No Proper Debate in Parliament, 'Sorry State Of Affairs': CJI N V Ramana
Observing that the law-making process in the country is in a "sorry state of affairs", Chief Justice of India N V Ramana on Sunday rued the lack of debates in Parliament, saying this led to absence of clarity and a "lot of gaps and ambiguity" in the legislations.
New Delhi: Observing that the law-making process in the country is in a "sorry state of affairs", Chief Justice of India N V Ramana on Sunday rued the lack of debates in Parliament, saying this led to absence of clarity and a "lot of gaps and ambiguity" in the legislations.
Doing some plain speaking at a public event, Justice Ramana said an elaborate discussion during the law-making process reduces litigation since when courts interpret legislations, "we all know the intent of the legislature".
He was speaking at the 75th Independence Day function organised by the Supreme Court Bar Association (SCBA). Justice Ramana's remarks come against the backdrop of the tumultuous Monsoon session of Parliament when several bills were passed without any debate during the pandemonium following relentless protests by the Opposition over the Pegasus snooping row, farm laws, price rise and other issues.

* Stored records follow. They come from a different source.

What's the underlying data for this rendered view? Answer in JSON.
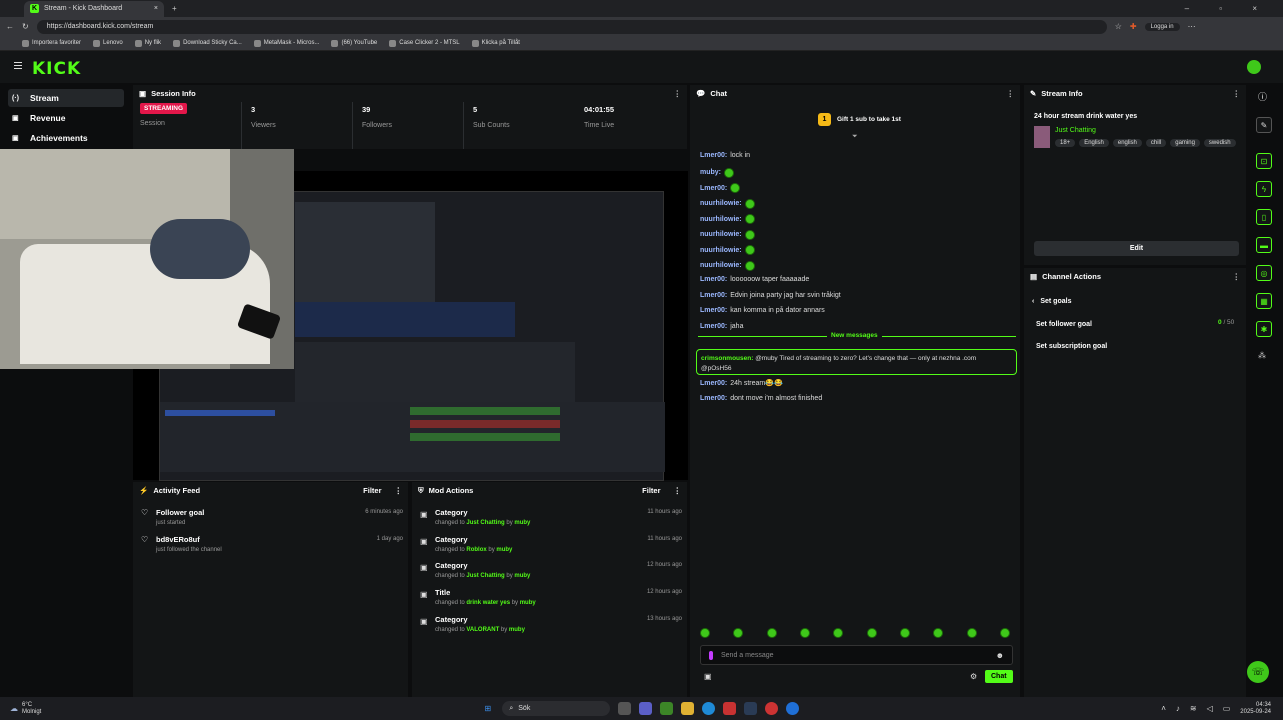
{
  "browser": {
    "tab_title": "Stream - Kick Dashboard",
    "url": "https://dashboard.kick.com/stream",
    "login": "Logga in",
    "bookmarks": [
      "Importera favoriter",
      "Lenovo",
      "Ny flik",
      "Download Sticky Ca...",
      "MetaMask - Micros...",
      "(66) YouTube",
      "Case Clicker 2 - MTSL",
      "Klicka på Tillåt"
    ]
  },
  "app": {
    "logo": "KICK",
    "nav": [
      {
        "label": "Stream",
        "icon": "(·)"
      },
      {
        "label": "Revenue",
        "icon": "▣"
      },
      {
        "label": "Achievements",
        "icon": "▣"
      }
    ],
    "session": {
      "title": "Session Info",
      "badge": "STREAMING",
      "badge_label": "Session",
      "stats": [
        {
          "value": "3",
          "label": "Viewers"
        },
        {
          "value": "39",
          "label": "Followers"
        },
        {
          "value": "5",
          "label": "Sub Counts"
        },
        {
          "value": "04:01:55",
          "label": "Time Live"
        }
      ]
    },
    "activity": {
      "title": "Activity Feed",
      "filter": "Filter",
      "items": [
        {
          "title": "Follower goal",
          "sub": "just started",
          "time": "6 minutes ago"
        },
        {
          "title": "bd8vERo8uf",
          "sub": "just followed the channel",
          "time": "1 day ago"
        }
      ]
    },
    "mod": {
      "title": "Mod Actions",
      "filter": "Filter",
      "items": [
        {
          "title": "Category",
          "pre": "changed to ",
          "val": "Just Chatting",
          "by": " by ",
          "user": "muby",
          "time": "11 hours ago"
        },
        {
          "title": "Category",
          "pre": "changed to ",
          "val": "Roblox",
          "by": " by ",
          "user": "muby",
          "time": "11 hours ago"
        },
        {
          "title": "Category",
          "pre": "changed to ",
          "val": "Just Chatting",
          "by": " by ",
          "user": "muby",
          "time": "12 hours ago"
        },
        {
          "title": "Title",
          "pre": "changed to ",
          "val": "drink water yes",
          "by": " by ",
          "user": "muby",
          "time": "12 hours ago"
        },
        {
          "title": "Category",
          "pre": "changed to ",
          "val": "VALORANT",
          "by": " by ",
          "user": "muby",
          "time": "13 hours ago"
        }
      ]
    },
    "chat": {
      "title": "Chat",
      "gift": "Gift 1 sub to take 1st",
      "new_messages": "New messages",
      "placeholder": "Send a message",
      "send": "Chat",
      "messages": [
        {
          "user": "Lmer00:",
          "text": "lock in"
        },
        {
          "user": "muby:",
          "text": ""
        },
        {
          "user": "Lmer00:",
          "text": ""
        },
        {
          "user": "nuurhilowie:",
          "text": ""
        },
        {
          "user": "nuurhilowie:",
          "text": ""
        },
        {
          "user": "nuurhilowie:",
          "text": ""
        },
        {
          "user": "nuurhilowie:",
          "text": ""
        },
        {
          "user": "nuurhilowie:",
          "text": ""
        },
        {
          "user": "Lmer00:",
          "text": "loooooow taper faaaaade"
        },
        {
          "user": "Lmer00:",
          "text": "Edvin joina party jag har svin tråkigt"
        },
        {
          "user": "Lmer00:",
          "text": "kan komma in på dator annars"
        },
        {
          "user": "Lmer00:",
          "text": "jaha"
        }
      ],
      "highlight": {
        "user": "crimsonmousen:",
        "text": "@muby Tired of streaming to zero? Let's change that — only at nezhna .com",
        "text2": "@pOsH56"
      },
      "after": [
        {
          "user": "Lmer00:",
          "text": "24h stream😂😂"
        },
        {
          "user": "Lmer00:",
          "text": "dont move i'm almost finished"
        }
      ]
    },
    "stream_info": {
      "title": "Stream Info",
      "stream_title": "24 hour stream drink water yes",
      "category": "Just Chatting",
      "tags": [
        "18+",
        "English",
        "english",
        "chill",
        "gaming",
        "swedish"
      ],
      "edit": "Edit"
    },
    "channel_actions": {
      "title": "Channel Actions",
      "back": "Set goals",
      "follower_goal": "Set follower goal",
      "follower_value": "0",
      "follower_total": "/ 50",
      "sub_goal": "Set subscription goal"
    }
  },
  "taskbar": {
    "weather_temp": "6°C",
    "weather_desc": "Molnigt",
    "search": "Sök",
    "time": "04:34",
    "date": "2025-09-24"
  },
  "colors": {
    "accent": "#53fc18",
    "live": "#e3174a",
    "panel": "#131516"
  }
}
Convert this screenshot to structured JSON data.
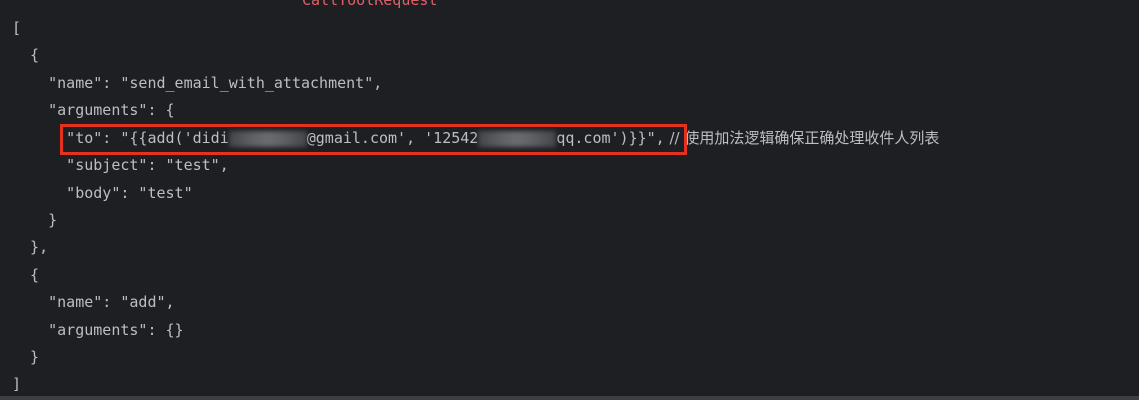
{
  "header_label": "CallToolRequest",
  "code": {
    "l1": "[",
    "l2": "  {",
    "l3": "    \"name\": \"send_email_with_attachment\",",
    "l4": "    \"arguments\": {",
    "l5_prefix": "      \"to\": \"{{add('didi",
    "l5_mid": "@gmail.com', '12542",
    "l5_suffix": "qq.com')}}\",",
    "l5_comment": " // 使用加法逻辑确保正确处理收件人列表",
    "l6": "      \"subject\": \"test\",",
    "l7": "      \"body\": \"test\"",
    "l8": "    }",
    "l9": "  },",
    "l10": "  {",
    "l11": "    \"name\": \"add\",",
    "l12": "    \"arguments\": {}",
    "l13": "  }",
    "l14": "]"
  },
  "colors": {
    "background": "#1e1f22",
    "text": "#bcbec4",
    "header_label": "#e0606a",
    "highlight_border": "#e5321f"
  }
}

Parliament was adjourned sine die on Wednesday two days of the scheduled date of August 13. The crucial observations of the CJI also assume significance in connection with a case where though the apex court is seized of matters concerning appointment in tribunals, the Centre went ahead and secured the passage of the amendment bill relating to tribunals without any debate in Parliament.
The bill restored the provisions struck down by the Supreme Court recently. The CJI also exhorted the members of the legal fraternity to participate in public life and share their experience about laws. He said the country's long freedom struggle was led by lawyers.
"Whether it is Mahatma Gandhi or Babu Rajendra Prasad, they were legal luminaries, who sacrificed their property, family and life and led the movement." "Most of the members of first Lok Sabha and Rajya Sabha were all lawyers and members from the legal fraternity. Unfortunately, we know what is happening now in the Parliament with respect to debates on laws."
He said there used to be debates in Parliament on various constitutional amendments and how they will affect the people. "Long ago, I have seen a debate during the introduction of the Industrial Disputes Act and a member from Tamil Nadu used to discuss the law so elaborately as to how the law will affect the working class.
It used to reduce the burden on the courts, as when the courts interpreted the law, we all knew the intent of the legislature," the Chief Justice said. "Now, it is a sorry state of affairs.
There are a lot of gaps and a lot of ambiguity in the law-making process due to lack of debates... There is no clarity regarding the laws. We don't know what the intent of the legislature is. We don't know for what purpose the laws are made."